== EXERCISE AIM ==
Whenever a line in the material below includes "Arilla", copy that line.

*** PROVIDED RECORDS ***

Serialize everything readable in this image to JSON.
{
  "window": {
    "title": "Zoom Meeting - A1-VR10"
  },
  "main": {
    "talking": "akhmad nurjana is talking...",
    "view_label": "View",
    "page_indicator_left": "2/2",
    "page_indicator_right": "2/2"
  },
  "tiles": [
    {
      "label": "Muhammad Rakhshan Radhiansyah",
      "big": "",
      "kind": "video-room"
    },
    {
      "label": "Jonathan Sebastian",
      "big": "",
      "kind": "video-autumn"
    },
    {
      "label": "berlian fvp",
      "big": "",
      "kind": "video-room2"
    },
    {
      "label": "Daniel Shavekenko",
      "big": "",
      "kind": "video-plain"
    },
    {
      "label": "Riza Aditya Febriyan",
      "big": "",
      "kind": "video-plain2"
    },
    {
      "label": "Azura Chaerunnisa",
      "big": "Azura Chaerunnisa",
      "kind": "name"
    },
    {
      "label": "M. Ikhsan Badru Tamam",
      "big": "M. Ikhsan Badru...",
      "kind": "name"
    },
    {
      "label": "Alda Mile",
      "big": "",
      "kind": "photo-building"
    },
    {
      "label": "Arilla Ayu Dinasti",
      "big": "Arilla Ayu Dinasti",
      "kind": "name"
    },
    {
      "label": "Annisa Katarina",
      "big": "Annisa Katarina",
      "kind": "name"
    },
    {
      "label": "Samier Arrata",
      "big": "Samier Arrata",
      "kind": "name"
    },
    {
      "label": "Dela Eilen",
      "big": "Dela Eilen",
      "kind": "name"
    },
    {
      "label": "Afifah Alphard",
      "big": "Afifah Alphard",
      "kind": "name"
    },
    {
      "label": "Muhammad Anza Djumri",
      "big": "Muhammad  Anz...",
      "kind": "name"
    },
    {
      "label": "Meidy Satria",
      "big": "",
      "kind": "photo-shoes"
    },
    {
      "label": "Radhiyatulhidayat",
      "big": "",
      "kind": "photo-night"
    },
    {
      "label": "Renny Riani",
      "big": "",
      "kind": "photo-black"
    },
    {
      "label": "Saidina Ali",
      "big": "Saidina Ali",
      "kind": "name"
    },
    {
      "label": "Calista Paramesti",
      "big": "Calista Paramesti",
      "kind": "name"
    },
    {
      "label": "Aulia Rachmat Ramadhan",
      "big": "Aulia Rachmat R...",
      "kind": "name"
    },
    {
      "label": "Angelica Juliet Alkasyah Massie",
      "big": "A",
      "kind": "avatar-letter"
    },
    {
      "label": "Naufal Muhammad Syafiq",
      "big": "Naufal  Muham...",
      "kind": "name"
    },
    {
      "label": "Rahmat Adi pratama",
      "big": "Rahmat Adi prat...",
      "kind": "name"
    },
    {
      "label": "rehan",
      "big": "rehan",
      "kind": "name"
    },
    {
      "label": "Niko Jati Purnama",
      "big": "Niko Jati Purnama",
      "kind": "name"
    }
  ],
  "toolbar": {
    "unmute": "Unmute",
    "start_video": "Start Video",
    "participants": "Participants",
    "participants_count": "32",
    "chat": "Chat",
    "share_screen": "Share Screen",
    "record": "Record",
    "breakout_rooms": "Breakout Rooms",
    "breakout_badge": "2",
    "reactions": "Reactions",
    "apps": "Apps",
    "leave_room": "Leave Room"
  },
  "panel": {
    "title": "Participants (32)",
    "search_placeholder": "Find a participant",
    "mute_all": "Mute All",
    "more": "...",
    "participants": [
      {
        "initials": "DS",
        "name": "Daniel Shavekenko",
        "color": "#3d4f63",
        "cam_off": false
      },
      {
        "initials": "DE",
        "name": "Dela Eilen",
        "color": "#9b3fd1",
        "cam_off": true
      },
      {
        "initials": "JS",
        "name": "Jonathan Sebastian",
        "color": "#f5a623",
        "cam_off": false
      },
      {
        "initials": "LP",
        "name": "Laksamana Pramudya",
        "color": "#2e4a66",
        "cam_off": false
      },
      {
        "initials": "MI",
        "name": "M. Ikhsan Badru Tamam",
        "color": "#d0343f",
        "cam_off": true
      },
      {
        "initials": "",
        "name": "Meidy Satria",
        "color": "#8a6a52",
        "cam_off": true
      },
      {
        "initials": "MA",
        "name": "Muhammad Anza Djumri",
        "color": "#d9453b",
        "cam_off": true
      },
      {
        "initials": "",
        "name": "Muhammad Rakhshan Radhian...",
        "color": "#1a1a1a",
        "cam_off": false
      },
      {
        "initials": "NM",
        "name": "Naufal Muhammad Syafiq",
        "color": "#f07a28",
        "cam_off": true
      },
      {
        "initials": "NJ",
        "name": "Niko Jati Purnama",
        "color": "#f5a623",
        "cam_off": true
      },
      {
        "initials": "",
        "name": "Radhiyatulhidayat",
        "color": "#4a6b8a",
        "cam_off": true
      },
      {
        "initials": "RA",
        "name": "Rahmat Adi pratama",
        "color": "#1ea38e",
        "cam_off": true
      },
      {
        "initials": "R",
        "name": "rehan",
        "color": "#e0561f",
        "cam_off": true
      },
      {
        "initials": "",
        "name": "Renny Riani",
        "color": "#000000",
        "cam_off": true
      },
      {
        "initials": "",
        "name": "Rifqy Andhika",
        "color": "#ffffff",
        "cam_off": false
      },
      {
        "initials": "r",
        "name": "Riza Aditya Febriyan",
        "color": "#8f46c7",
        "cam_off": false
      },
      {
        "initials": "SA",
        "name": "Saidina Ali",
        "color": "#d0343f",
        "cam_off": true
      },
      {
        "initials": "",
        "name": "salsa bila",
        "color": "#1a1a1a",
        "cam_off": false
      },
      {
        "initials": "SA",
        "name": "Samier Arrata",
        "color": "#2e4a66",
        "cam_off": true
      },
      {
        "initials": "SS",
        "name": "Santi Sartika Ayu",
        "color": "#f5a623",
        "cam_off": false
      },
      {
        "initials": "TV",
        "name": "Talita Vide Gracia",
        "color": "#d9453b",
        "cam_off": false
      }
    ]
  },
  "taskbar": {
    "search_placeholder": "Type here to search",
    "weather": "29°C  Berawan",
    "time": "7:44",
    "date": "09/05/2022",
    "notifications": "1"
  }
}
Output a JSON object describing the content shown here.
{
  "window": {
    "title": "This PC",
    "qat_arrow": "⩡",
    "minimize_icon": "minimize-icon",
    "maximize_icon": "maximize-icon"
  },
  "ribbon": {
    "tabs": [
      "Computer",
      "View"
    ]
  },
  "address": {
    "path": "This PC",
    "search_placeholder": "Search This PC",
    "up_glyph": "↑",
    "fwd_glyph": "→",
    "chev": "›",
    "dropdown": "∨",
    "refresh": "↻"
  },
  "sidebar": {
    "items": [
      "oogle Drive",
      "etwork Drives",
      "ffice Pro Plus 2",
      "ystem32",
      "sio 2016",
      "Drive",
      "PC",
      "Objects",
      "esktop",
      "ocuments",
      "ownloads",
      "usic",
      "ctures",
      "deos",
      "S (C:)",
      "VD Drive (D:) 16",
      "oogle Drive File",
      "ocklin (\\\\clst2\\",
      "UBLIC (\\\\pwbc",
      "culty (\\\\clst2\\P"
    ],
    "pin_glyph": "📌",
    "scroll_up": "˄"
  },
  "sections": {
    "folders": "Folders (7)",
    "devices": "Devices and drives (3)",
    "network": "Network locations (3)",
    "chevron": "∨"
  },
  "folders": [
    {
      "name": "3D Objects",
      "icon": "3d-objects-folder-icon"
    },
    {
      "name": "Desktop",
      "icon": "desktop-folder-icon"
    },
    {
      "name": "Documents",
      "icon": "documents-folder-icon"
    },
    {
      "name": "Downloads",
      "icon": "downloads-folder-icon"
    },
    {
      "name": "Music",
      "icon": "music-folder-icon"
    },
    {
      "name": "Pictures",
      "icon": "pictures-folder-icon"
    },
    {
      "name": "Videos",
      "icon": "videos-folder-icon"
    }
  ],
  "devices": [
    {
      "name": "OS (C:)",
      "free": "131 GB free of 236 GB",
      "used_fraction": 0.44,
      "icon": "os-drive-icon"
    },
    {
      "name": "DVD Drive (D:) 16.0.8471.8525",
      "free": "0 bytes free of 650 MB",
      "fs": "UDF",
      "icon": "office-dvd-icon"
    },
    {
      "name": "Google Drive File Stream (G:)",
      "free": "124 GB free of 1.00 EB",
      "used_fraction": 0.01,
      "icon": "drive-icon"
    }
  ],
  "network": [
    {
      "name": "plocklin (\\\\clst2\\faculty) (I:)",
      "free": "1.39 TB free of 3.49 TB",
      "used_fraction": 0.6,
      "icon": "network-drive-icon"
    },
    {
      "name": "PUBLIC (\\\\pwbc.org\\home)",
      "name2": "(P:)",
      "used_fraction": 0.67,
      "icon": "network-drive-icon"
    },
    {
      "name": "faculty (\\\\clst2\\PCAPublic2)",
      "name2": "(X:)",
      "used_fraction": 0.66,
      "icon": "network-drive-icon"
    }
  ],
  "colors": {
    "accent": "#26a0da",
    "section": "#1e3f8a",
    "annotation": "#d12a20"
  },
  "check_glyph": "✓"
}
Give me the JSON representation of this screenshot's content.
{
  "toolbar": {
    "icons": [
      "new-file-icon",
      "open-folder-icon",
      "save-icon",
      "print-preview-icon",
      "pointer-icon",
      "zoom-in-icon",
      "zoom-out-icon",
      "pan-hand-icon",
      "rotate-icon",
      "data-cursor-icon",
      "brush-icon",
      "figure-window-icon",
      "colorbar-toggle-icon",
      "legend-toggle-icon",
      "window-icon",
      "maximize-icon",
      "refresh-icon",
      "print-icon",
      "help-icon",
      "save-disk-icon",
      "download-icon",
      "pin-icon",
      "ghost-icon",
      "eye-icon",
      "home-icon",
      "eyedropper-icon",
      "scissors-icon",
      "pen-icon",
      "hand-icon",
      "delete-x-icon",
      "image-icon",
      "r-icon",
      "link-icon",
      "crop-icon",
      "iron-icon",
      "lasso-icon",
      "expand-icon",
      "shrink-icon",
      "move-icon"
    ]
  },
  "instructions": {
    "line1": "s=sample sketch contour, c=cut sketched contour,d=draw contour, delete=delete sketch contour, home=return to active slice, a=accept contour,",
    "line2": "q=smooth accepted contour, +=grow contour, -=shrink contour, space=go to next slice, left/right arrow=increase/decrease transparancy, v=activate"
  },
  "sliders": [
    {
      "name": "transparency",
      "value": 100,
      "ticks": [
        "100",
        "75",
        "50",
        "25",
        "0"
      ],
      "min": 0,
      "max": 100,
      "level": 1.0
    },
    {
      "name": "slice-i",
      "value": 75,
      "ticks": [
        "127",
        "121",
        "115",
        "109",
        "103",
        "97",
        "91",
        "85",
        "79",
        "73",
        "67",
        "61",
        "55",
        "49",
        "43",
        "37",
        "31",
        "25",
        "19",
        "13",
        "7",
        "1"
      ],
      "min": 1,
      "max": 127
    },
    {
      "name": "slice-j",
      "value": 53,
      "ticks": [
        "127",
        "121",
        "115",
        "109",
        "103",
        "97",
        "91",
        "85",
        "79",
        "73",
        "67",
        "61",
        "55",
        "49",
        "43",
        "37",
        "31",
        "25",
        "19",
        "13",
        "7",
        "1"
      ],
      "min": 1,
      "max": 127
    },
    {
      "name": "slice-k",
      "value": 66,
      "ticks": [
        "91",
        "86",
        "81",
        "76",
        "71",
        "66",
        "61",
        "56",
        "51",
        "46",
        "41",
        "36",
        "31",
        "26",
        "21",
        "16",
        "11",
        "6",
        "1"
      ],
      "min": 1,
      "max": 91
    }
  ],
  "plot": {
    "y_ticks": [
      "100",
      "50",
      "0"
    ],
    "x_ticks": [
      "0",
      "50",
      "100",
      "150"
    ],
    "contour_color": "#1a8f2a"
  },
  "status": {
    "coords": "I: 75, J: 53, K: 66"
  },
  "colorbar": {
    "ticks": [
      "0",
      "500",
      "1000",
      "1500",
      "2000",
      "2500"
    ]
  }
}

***

== FINAL ANSWER ==
      "label": "Arilla Ayu Dinasti",
      "big": "Arilla Ayu Dinasti",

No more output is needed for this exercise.